Still, years later, I get furrowed brows and letters of what amounts to dissatisfaction with the choices that I’ve made (and continued to make) with my lifestyle from my mother’s side of the family. Perhaps more than a little xenophobic at my grandmother’s level, down to the ‘long vacations are what retirement’s for’ mindsets of her children and their families. They could just never really grasp what I would want with more than two weeks of vacation time per year and a stable, well-paying job. To toss it away to live an unscheduled life in the (comparatively) impoverished places of the world seemed certifiably nuts.
On some level I found that parts of Rolf Potts’ book Vagabonding articulated a handful of the thoughts and feelings that I was having in 2005. And as I slowly expanded the circle of people around me whom I was revealing my intentions to throughout the year, I’d refer them to this book as some insight into my state of mind.
I’ve since discovered that many of my coworkers thought I’d be back after only six months. I had the undying support from my father and brother, but there wasn’t a single person in my network of friends, colleagues or acquaintances I knew that could offer me any inspiration or advice on perpetual travel. Perhaps if I was from Australia it’d be a slightly different story, but such things are just not a part of the culture in the United States.
The plan was simple enough though: not to travel forever, but to live abroad for the rest of my days.
You’ve experimented traveling without a guide book and you don’t seem to have a high opinion of other travelers who follow the Lonely Planet trail. How do you feel about the backpacking and hosteling culture? What do you think travel means for most of the travelers you meet?
The Lonely Planet trail is both a blessing and a curse, and certainly has its place in the lifestyle of even the most seasoned of travelers. For the tourist trail provides a level of predictability and comfort in unpredictable places.
It’s quite common for me to arrive at town in Latin America and dump my gear at a guidebook listed hostel or guesthouse for the first night (where applicable), using the remaining time that day and early the next morning to locate a better option. This isn’t at all hard to do once you open yourself up to making it a part of your lifestyle.
The hard part often comes into play when you have to make decisions on socializing and the cost of your accommodations. I’m often left with the choice of a bunk bed at a guidebook hostel or a private room that’s cheaper than a space in a 16-person dormitory, but with no one to talk with. In some cities you want to be alone, and in others you want to get laid easily. Hostels–especially the kitchens–are great places to meet potential lovers.
But really, guidebooks have their places, and I’m thankful they’re around (even though I’m traveling without one at the moment). People that want to be sheep can be sheep, and people that want to mix it up can mix it up. It’s a damn good safety net to have with you, but one person’s safety net is always going to be another person’s lifestyle.

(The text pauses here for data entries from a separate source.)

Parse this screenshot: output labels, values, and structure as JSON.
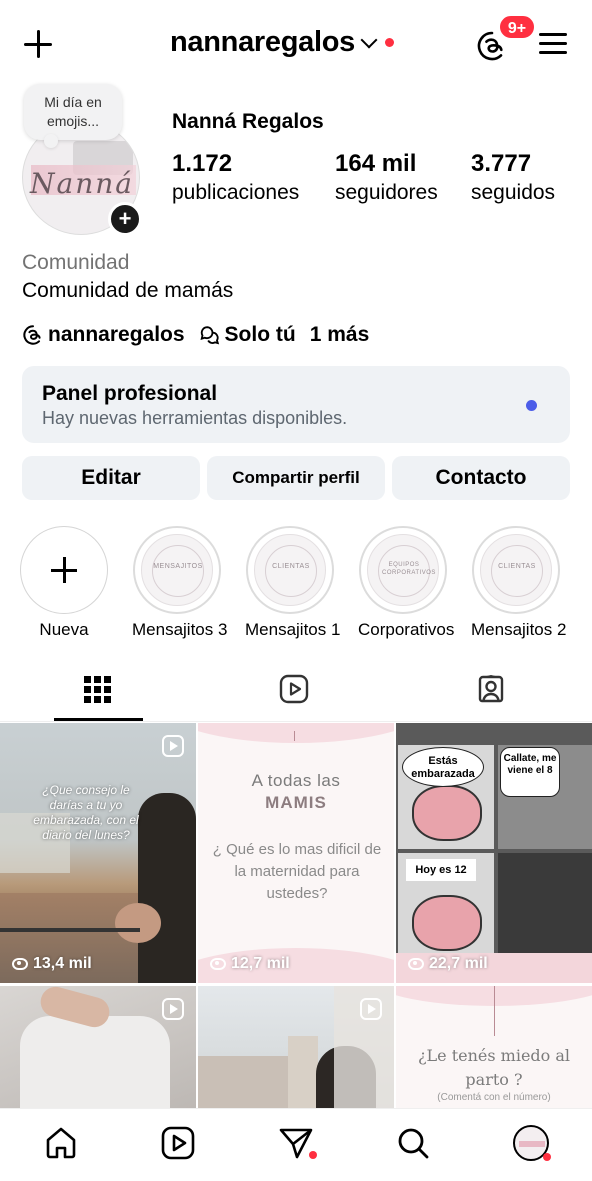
{
  "header": {
    "username": "nannaregalos",
    "notifications_badge": "9+"
  },
  "profile": {
    "note": "Mi día en emojis...",
    "display_name": "Nanná Regalos",
    "avatar_text": "Nanná",
    "stats": [
      {
        "value": "1.172",
        "label": "publicaciones"
      },
      {
        "value": "164 mil",
        "label": "seguidores"
      },
      {
        "value": "3.777",
        "label": "seguidos"
      }
    ],
    "category": "Comunidad",
    "bio": "Comunidad de mamás",
    "threads_handle": "nannaregalos",
    "audience": "Solo tú",
    "more": "1 más"
  },
  "panel": {
    "title": "Panel profesional",
    "subtitle": "Hay nuevas herramientas disponibles."
  },
  "buttons": {
    "edit": "Editar",
    "share": "Compartir perfil",
    "contact": "Contacto"
  },
  "highlights": [
    {
      "label": "Nueva",
      "cover": ""
    },
    {
      "label": "Mensajitos 3",
      "cover": "MENSAJITOS"
    },
    {
      "label": "Mensajitos 1",
      "cover": "CLIENTAS"
    },
    {
      "label": "Corporativos",
      "cover": "EQUIPOS CORPORATIVOS"
    },
    {
      "label": "Mensajitos 2",
      "cover": "CLIENTAS"
    }
  ],
  "posts": [
    {
      "text": "¿Que consejo le darías a tu yo embarazada, con el diario del lunes?",
      "views": "13,4 mil",
      "reel": true
    },
    {
      "text1": "A todas las",
      "text2": "MAMIS",
      "text3": "¿ Qué es lo mas dificil de la maternidad para ustedes?",
      "views": "12,7 mil",
      "reel": false
    },
    {
      "bubble1": "Estás embarazada",
      "bubble2": "Callate, me viene el 8",
      "bubble3": "Hoy es 12",
      "views": "22,7 mil",
      "reel": false
    },
    {
      "views": "",
      "reel": true
    },
    {
      "views": "",
      "reel": true
    },
    {
      "text1": "¿Le tenés miedo al parto ?",
      "text2": "(Comentá con el número)",
      "views": "",
      "reel": false
    }
  ],
  "colors": {
    "accent_red": "#ff2f40",
    "panel_bg": "#eff2f5",
    "panel_dot": "#4c5de8",
    "secondary_text": "#737373"
  }
}
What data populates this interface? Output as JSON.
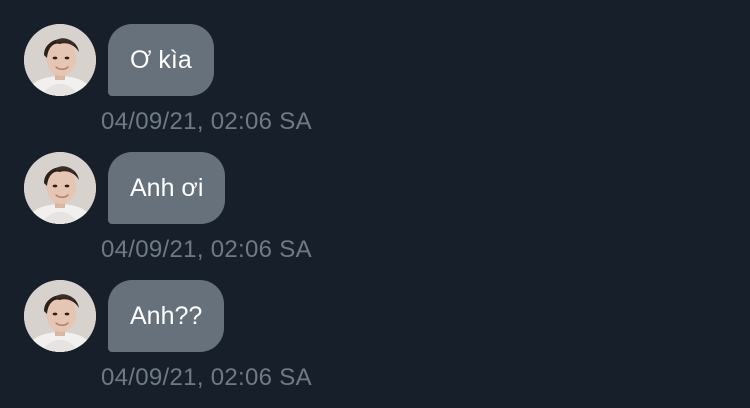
{
  "colors": {
    "background": "#17202a",
    "bubble": "#66717b",
    "bubble_text": "#ffffff",
    "timestamp": "#6f7a84"
  },
  "messages": [
    {
      "text": "Ơ kìa",
      "time": "04/09/21, 02:06 SA",
      "avatar": "avatar-photo"
    },
    {
      "text": "Anh ơi",
      "time": "04/09/21, 02:06 SA",
      "avatar": "avatar-photo"
    },
    {
      "text": "Anh??",
      "time": "04/09/21, 02:06 SA",
      "avatar": "avatar-photo"
    }
  ]
}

With time, the brave and bored emerge from the packs and trickle into the hills and villages.
Travel is what people make of it, and satisfying to one traveler is far from it to another. It’s an overwhelmingly personal, selfish thing that sometimes doesn’t extend beyond the bar, bed, museums, and monuments. But at the heart of it all is personal satisfaction—doing what makes you happy.
CONTINUED: Part 2